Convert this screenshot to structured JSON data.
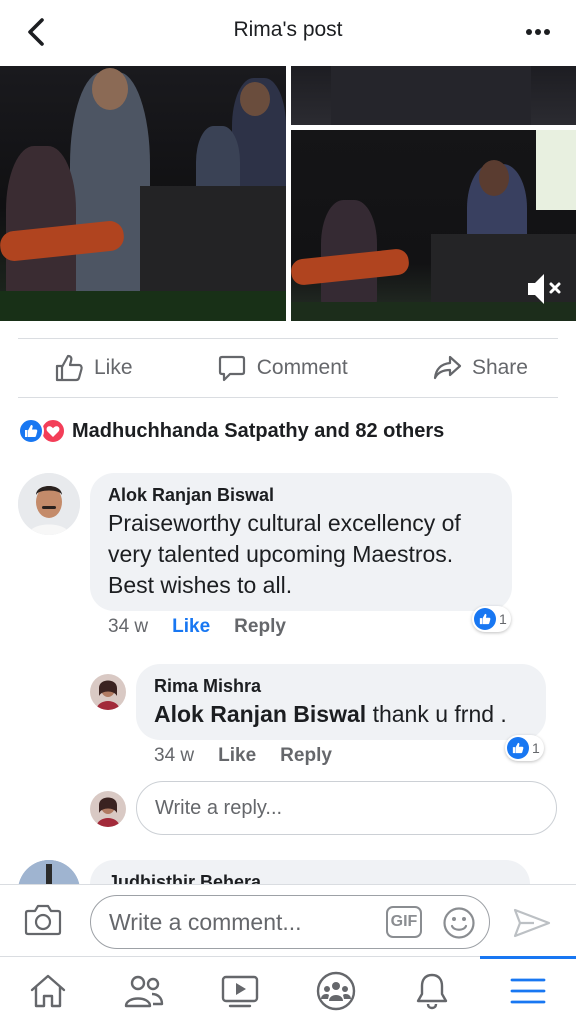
{
  "header": {
    "title": "Rima's post",
    "back_icon": "chevron-left-icon",
    "more_icon": "more-horizontal-icon"
  },
  "actions": {
    "like_label": "Like",
    "comment_label": "Comment",
    "share_label": "Share"
  },
  "reactions": {
    "summary": "Madhuchhanda Satpathy and 82 others",
    "types": [
      "like",
      "love"
    ]
  },
  "comments": [
    {
      "author": "Alok Ranjan Biswal",
      "text": "Praiseworthy cultural excellency of very talented upcoming Maestros. Best wishes to all.",
      "time": "34 w",
      "like_label": "Like",
      "reply_label": "Reply",
      "reaction_count": "1",
      "liked": true,
      "replies": [
        {
          "author": "Rima Mishra",
          "mention": "Alok Ranjan Biswal",
          "text": "thank u frnd .",
          "time": "34 w",
          "like_label": "Like",
          "reply_label": "Reply",
          "reaction_count": "1"
        }
      ],
      "reply_placeholder": "Write a reply..."
    },
    {
      "author": "Judhisthir Behera"
    }
  ],
  "composer": {
    "placeholder": "Write a comment...",
    "gif_label": "GIF"
  },
  "colors": {
    "accent": "#1877f2",
    "love": "#f33e58",
    "bubble": "#f0f2f5",
    "muted_text": "#65676b"
  },
  "nav": [
    "home-icon",
    "friends-icon",
    "watch-icon",
    "groups-icon",
    "notifications-icon",
    "menu-icon"
  ]
}
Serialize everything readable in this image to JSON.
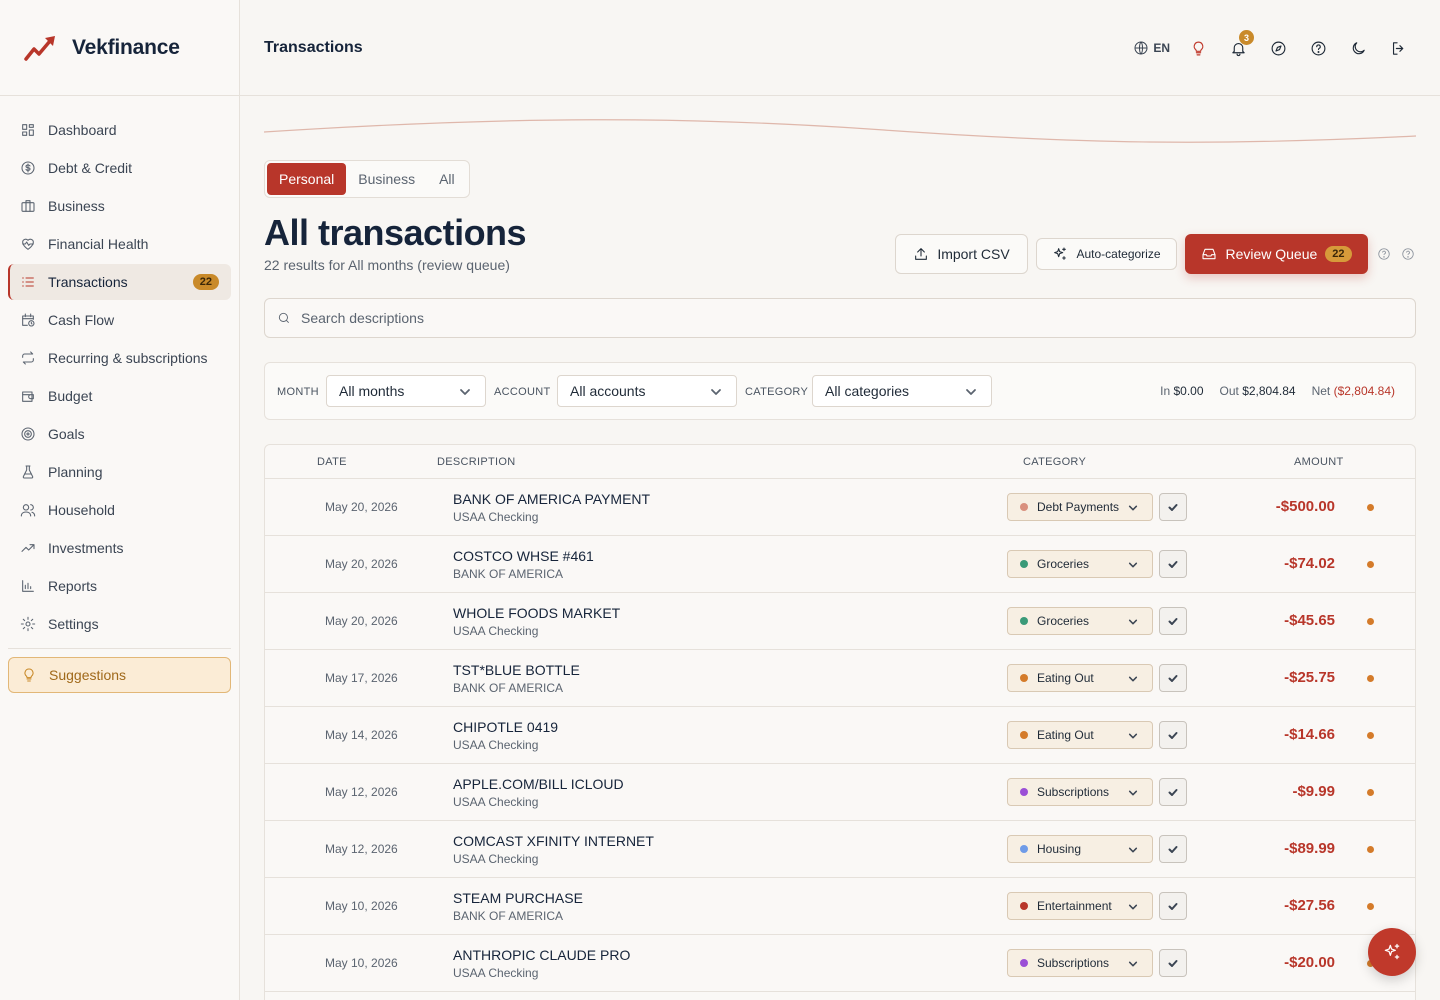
{
  "brand": {
    "name": "Vekfinance",
    "accent": "#b8362a"
  },
  "sidebar": {
    "items": [
      {
        "label": "Dashboard",
        "icon": "grid-icon"
      },
      {
        "label": "Debt & Credit",
        "icon": "dollar-circle-icon"
      },
      {
        "label": "Business",
        "icon": "briefcase-icon"
      },
      {
        "label": "Financial Health",
        "icon": "heart-pulse-icon"
      },
      {
        "label": "Transactions",
        "icon": "list-icon",
        "active": true,
        "badge": "22"
      },
      {
        "label": "Cash Flow",
        "icon": "calendar-clock-icon"
      },
      {
        "label": "Recurring & subscriptions",
        "icon": "repeat-icon"
      },
      {
        "label": "Budget",
        "icon": "wallet-icon"
      },
      {
        "label": "Goals",
        "icon": "target-icon"
      },
      {
        "label": "Planning",
        "icon": "flask-icon"
      },
      {
        "label": "Household",
        "icon": "users-icon"
      },
      {
        "label": "Investments",
        "icon": "trending-up-icon"
      },
      {
        "label": "Reports",
        "icon": "bar-chart-icon"
      },
      {
        "label": "Settings",
        "icon": "gear-icon"
      }
    ],
    "suggestions_label": "Suggestions"
  },
  "header": {
    "title": "Transactions",
    "language": "EN",
    "notification_count": "3"
  },
  "main": {
    "scope_tabs": [
      {
        "label": "Personal",
        "active": true
      },
      {
        "label": "Business",
        "active": false
      },
      {
        "label": "All",
        "active": false
      }
    ],
    "title": "All transactions",
    "subtitle": "22 results for All months (review queue)",
    "import_label": "Import CSV",
    "autocat_label": "Auto-categorize",
    "review_label": "Review Queue",
    "review_count": "22",
    "search_placeholder": "Search descriptions",
    "filters": {
      "month_label": "MONTH",
      "month_value": "All months",
      "account_label": "ACCOUNT",
      "account_value": "All accounts",
      "category_label": "CATEGORY",
      "category_value": "All categories",
      "in_label": "In",
      "in_value": "$0.00",
      "out_label": "Out",
      "out_value": "$2,804.84",
      "net_label": "Net",
      "net_value": "($2,804.84)"
    },
    "columns": {
      "date": "DATE",
      "description": "DESCRIPTION",
      "category": "CATEGORY",
      "amount": "AMOUNT"
    },
    "rows": [
      {
        "date": "May 20, 2026",
        "description": "BANK OF AMERICA PAYMENT",
        "account": "USAA Checking",
        "category": "Debt Payments",
        "cat_color": "#d9907e",
        "amount": "-$500.00"
      },
      {
        "date": "May 20, 2026",
        "description": "COSTCO WHSE #461",
        "account": "BANK OF AMERICA",
        "category": "Groceries",
        "cat_color": "#3a9a78",
        "amount": "-$74.02"
      },
      {
        "date": "May 20, 2026",
        "description": "WHOLE FOODS MARKET",
        "account": "USAA Checking",
        "category": "Groceries",
        "cat_color": "#3a9a78",
        "amount": "-$45.65"
      },
      {
        "date": "May 17, 2026",
        "description": "TST*BLUE BOTTLE",
        "account": "BANK OF AMERICA",
        "category": "Eating Out",
        "cat_color": "#d47b2a",
        "amount": "-$25.75"
      },
      {
        "date": "May 14, 2026",
        "description": "CHIPOTLE 0419",
        "account": "USAA Checking",
        "category": "Eating Out",
        "cat_color": "#d47b2a",
        "amount": "-$14.66"
      },
      {
        "date": "May 12, 2026",
        "description": "APPLE.COM/BILL ICLOUD",
        "account": "USAA Checking",
        "category": "Subscriptions",
        "cat_color": "#9b4fd6",
        "amount": "-$9.99"
      },
      {
        "date": "May 12, 2026",
        "description": "COMCAST XFINITY INTERNET",
        "account": "USAA Checking",
        "category": "Housing",
        "cat_color": "#6f9be8",
        "amount": "-$89.99"
      },
      {
        "date": "May 10, 2026",
        "description": "STEAM PURCHASE",
        "account": "BANK OF AMERICA",
        "category": "Entertainment",
        "cat_color": "#b8362a",
        "amount": "-$27.56"
      },
      {
        "date": "May 10, 2026",
        "description": "ANTHROPIC CLAUDE PRO",
        "account": "USAA Checking",
        "category": "Subscriptions",
        "cat_color": "#9b4fd6",
        "amount": "-$20.00"
      }
    ]
  }
}
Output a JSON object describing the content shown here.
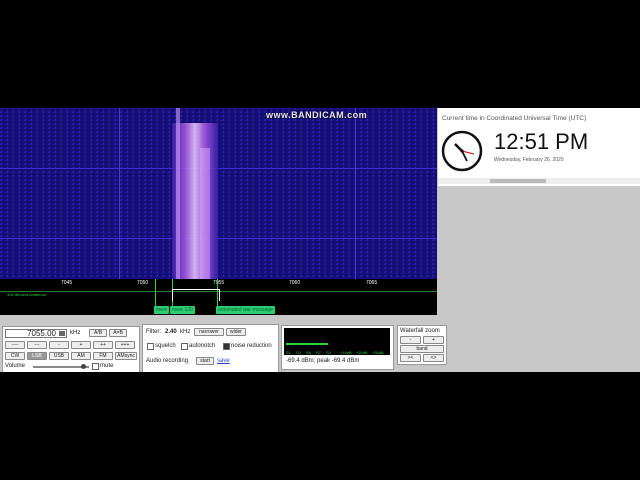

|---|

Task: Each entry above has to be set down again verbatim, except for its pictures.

Completed exercise:
Convert this screenshot to structured JSON data.
{
  "header": {
    "title": "Rima's post",
    "back_icon": "chevron-left-icon",
    "more_icon": "more-horizontal-icon"
  },
  "actions": {
    "like_label": "Like",
    "comment_label": "Comment",
    "share_label": "Share"
  },
  "reactions": {
    "summary": "Madhuchhanda Satpathy and 82 others",
    "types": [
      "like",
      "love"
    ]
  },
  "comments": [
    {
      "author": "Alok Ranjan Biswal",
      "text": "Praiseworthy cultural excellency of very talented upcoming Maestros. Best wishes to all.",
      "time": "34 w",
      "like_label": "Like",
      "reply_label": "Reply",
      "reaction_count": "1",
      "liked": true,
      "replies": [
        {
          "author": "Rima Mishra",
          "mention": "Alok Ranjan Biswal",
          "text": "thank u frnd .",
          "time": "34 w",
          "like_label": "Like",
          "reply_label": "Reply",
          "reaction_count": "1"
        }
      ],
      "reply_placeholder": "Write a reply..."
    },
    {
      "author": "Judhisthir Behera"
    }
  ],
  "composer": {
    "placeholder": "Write a comment...",
    "gif_label": "GIF"
  },
  "colors": {
    "accent": "#1877f2",
    "love": "#f33e58",
    "bubble": "#f0f2f5",
    "muted_text": "#65676b"
  },
  "nav": [
    "home-icon",
    "friends-icon",
    "watch-icon",
    "groups-icon",
    "notifications-icon",
    "menu-icon"
  ]
}
Serialize everything readable in this image to JSON.
{
  "brand": {
    "name": "Vekfinance",
    "accent": "#b8362a"
  },
  "sidebar": {
    "items": [
      {
        "label": "Dashboard",
        "icon": "grid-icon"
      },
      {
        "label": "Debt & Credit",
        "icon": "dollar-circle-icon"
      },
      {
        "label": "Business",
        "icon": "briefcase-icon"
      },
      {
        "label": "Financial Health",
        "icon": "heart-pulse-icon"
      },
      {
        "label": "Transactions",
        "icon": "list-icon",
        "active": true,
        "badge": "22"
      },
      {
        "label": "Cash Flow",
        "icon": "calendar-clock-icon"
      },
      {
        "label": "Recurring & subscriptions",
        "icon": "repeat-icon"
      },
      {
        "label": "Budget",
        "icon": "wallet-icon"
      },
      {
        "label": "Goals",
        "icon": "target-icon"
      },
      {
        "label": "Planning",
        "icon": "flask-icon"
      },
      {
        "label": "Household",
        "icon": "users-icon"
      },
      {
        "label": "Investments",
        "icon": "trending-up-icon"
      },
      {
        "label": "Reports",
        "icon": "bar-chart-icon"
      },
      {
        "label": "Settings",
        "icon": "gear-icon"
      }
    ],
    "suggestions_label": "Suggestions"
  },
  "header": {
    "title": "Transactions",
    "language": "EN",
    "notification_count": "3"
  },
  "main": {
    "scope_tabs": [
      {
        "label": "Personal",
        "active": true
      },
      {
        "label": "Business",
        "active": false
      },
      {
        "label": "All",
        "active": false
      }
    ],
    "title": "All transactions",
    "subtitle": "22 results for All months (review queue)",
    "import_label": "Import CSV",
    "autocat_label": "Auto-categorize",
    "review_label": "Review Queue",
    "review_count": "22",
    "search_placeholder": "Search descriptions",
    "filters": {
      "month_label": "MONTH",
      "month_value": "All months",
      "account_label": "ACCOUNT",
      "account_value": "All accounts",
      "category_label": "CATEGORY",
      "category_value": "All categories",
      "in_label": "In",
      "in_value": "$0.00",
      "out_label": "Out",
      "out_value": "$2,804.84",
      "net_label": "Net",
      "net_value": "($2,804.84)"
    },
    "columns": {
      "date": "DATE",
      "description": "DESCRIPTION",
      "category": "CATEGORY",
      "amount": "AMOUNT"
    },
    "rows": [
      {
        "date": "May 20, 2026",
        "description": "BANK OF AMERICA PAYMENT",
        "account": "USAA Checking",
        "category": "Debt Payments",
        "cat_color": "#d9907e",
        "amount": "-$500.00"
      },
      {
        "date": "May 20, 2026",
        "description": "COSTCO WHSE #461",
        "account": "BANK OF AMERICA",
        "category": "Groceries",
        "cat_color": "#3a9a78",
        "amount": "-$74.02"
      },
      {
        "date": "May 20, 2026",
        "description": "WHOLE FOODS MARKET",
        "account": "USAA Checking",
        "category": "Groceries",
        "cat_color": "#3a9a78",
        "amount": "-$45.65"
      },
      {
        "date": "May 17, 2026",
        "description": "TST*BLUE BOTTLE",
        "account": "BANK OF AMERICA",
        "category": "Eating Out",
        "cat_color": "#d47b2a",
        "amount": "-$25.75"
      },
      {
        "date": "May 14, 2026",
        "description": "CHIPOTLE 0419",
        "account": "USAA Checking",
        "category": "Eating Out",
        "cat_color": "#d47b2a",
        "amount": "-$14.66"
      },
      {
        "date": "May 12, 2026",
        "description": "APPLE.COM/BILL ICLOUD",
        "account": "USAA Checking",
        "category": "Subscriptions",
        "cat_color": "#9b4fd6",
        "amount": "-$9.99"
      },
      {
        "date": "May 12, 2026",
        "description": "COMCAST XFINITY INTERNET",
        "account": "USAA Checking",
        "category": "Housing",
        "cat_color": "#6f9be8",
        "amount": "-$89.99"
      },
      {
        "date": "May 10, 2026",
        "description": "STEAM PURCHASE",
        "account": "BANK OF AMERICA",
        "category": "Entertainment",
        "cat_color": "#b8362a",
        "amount": "-$27.56"
      },
      {
        "date": "May 10, 2026",
        "description": "ANTHROPIC CLAUDE PRO",
        "account": "USAA Checking",
        "category": "Subscriptions",
        "cat_color": "#9b4fd6",
        "amount": "-$20.00"
      }
    ]
  }
}
Output a JSON object describing the content shown here.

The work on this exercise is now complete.